Let them all into Heaven--I abolish Hell--
but let it be read over them as they enter:
"Beware the calculations of the meek, who gambled nothing,
gave nothing, and who could never receive enough."
(From 39 Poems --1959)

Easter Vigil Sermon 2005

Easter Vigil 2005

Alleluia! Let us praise with our lips and in our lives the God of Life and Resurrection.
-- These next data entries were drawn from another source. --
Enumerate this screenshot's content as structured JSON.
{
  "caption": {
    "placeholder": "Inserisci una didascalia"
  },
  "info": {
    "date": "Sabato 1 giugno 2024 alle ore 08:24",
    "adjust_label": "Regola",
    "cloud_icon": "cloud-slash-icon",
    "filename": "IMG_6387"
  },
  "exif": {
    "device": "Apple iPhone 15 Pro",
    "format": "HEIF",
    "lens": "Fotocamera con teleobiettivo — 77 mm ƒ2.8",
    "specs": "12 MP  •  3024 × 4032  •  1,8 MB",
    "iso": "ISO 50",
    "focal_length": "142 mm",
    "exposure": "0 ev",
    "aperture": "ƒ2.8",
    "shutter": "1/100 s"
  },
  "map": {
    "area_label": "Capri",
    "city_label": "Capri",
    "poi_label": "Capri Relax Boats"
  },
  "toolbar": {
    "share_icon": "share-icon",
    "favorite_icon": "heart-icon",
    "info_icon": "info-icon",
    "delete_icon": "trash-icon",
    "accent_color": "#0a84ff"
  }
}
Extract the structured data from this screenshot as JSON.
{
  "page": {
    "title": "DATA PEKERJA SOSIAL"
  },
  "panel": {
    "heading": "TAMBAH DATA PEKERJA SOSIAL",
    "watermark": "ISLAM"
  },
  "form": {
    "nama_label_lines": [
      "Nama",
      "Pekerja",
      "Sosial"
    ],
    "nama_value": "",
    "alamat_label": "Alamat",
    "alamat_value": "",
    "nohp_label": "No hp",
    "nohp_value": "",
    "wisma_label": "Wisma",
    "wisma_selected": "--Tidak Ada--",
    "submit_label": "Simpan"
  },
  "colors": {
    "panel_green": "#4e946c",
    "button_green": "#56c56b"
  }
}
As a child I never had an Easter Vigil to attend. Being raised a very Protestant child we had Palm Sunday and then Easter the next. Never did I attend a Good Friday service. Never could I partake of communion as a non-baptized member of the community. You see, children couldn’t be baptized in my tradition. You had to wait til you were a teenager.
So for me tonight is a special treat. It is a way to be present to the tomb, to be present to the high points of God’s working and promises to humankind and to see what happens to them and how God makes good on those promises. To enter the mystery of God’s love in a way which no other service of the Church year allows for.
We have just heard the lessons which form the core of our belief system—which shape our understanding of God. A God who creates good things, a God who makes agreements with humans and honors them when humans don't, a God who desires faith over idolatry, a God who delivers slaves, who makes dry, long -dead bones live and rise and walk. A God who finally conquers death forever.
This, our final day of the Triduum marks one more place of identity for us as Christians and reminds us of who we are and what we are about.
We are first a people of a story, a book, a tale so outrageous that one can only accept it in faith. Like the ancients we sat in darkness around a sacred fire and told the stories of our spiritual ancestors. We are shaped by story. And it begs the question “what story are you shaped by”?
If you ponder it, your life is shaped by some primal story about yourself. Who you are and who you become depends largely on what story you have accepted about yourself and decided to make true. Sometimes others create that story and hand it to us for our acceptance or rejection. Sometimes we live out stories that are other's about us without knowing we can edit this story at any time--add large blocks of copy of remove them.
As Christians, we stake a claim on the story of Jesus is also our story. It is who we are in the world. It is embellished and expanded upon by all the stories we just heard.
These are also stories of a people, a community and not just individuals. We must feed on these stories as a community, ferreting out new meanings and new understandings of ourselves as a community. And allowing them to shape how we approach our common life. In our leadership we must see them and hold fast to them and claim them even when its tough to do so, even if it seems irrational or ridiculous to do so.
So in the Triduum we discover we are people shaped by a story.
Secondly we are people who struggle to believe. Adam and Eve, Abraham, Moses, Isaiah, Ezekiel, Zephaniah and the Mary Magdalene all struggled with what it meant to live in the power of a relationship with the living and unpredictable God.
Here in former darkness we have the opportunity to see the light, to grasp God’s great love for us and God’s great desire to be in an authentic relationship with him.
If we get nothing else from the last three days we should understand that God will go to great lengths to be connected to us and to have us love God back with but a small percentage of the love with which God loves us.
I am always humbled by that fact--- knowing full well how imperfect my love can be, knowing how often I love conditionally and knowing how incompletely I give myself over to God most of the time.
Yet, tonight we celebrate a God who loves us still—in spite of these imperfections in loving God back. A God who reaches for us always only to have us (more often than not,sometimes) not reach back. Who after telling us to love each other, who after suffering abuse and death, can forgive us without exhaustion and forever.
We saw last night how ugly we can be, tonight we may be able to grasp how beautiful we are to God. And maybe we can look upon God and grasp, like a lover looking into the face of the beloved, the intense beauty of God.

Rowan (Archbishop of Canterbury), my daughter Olivia and Me. Posted by Hello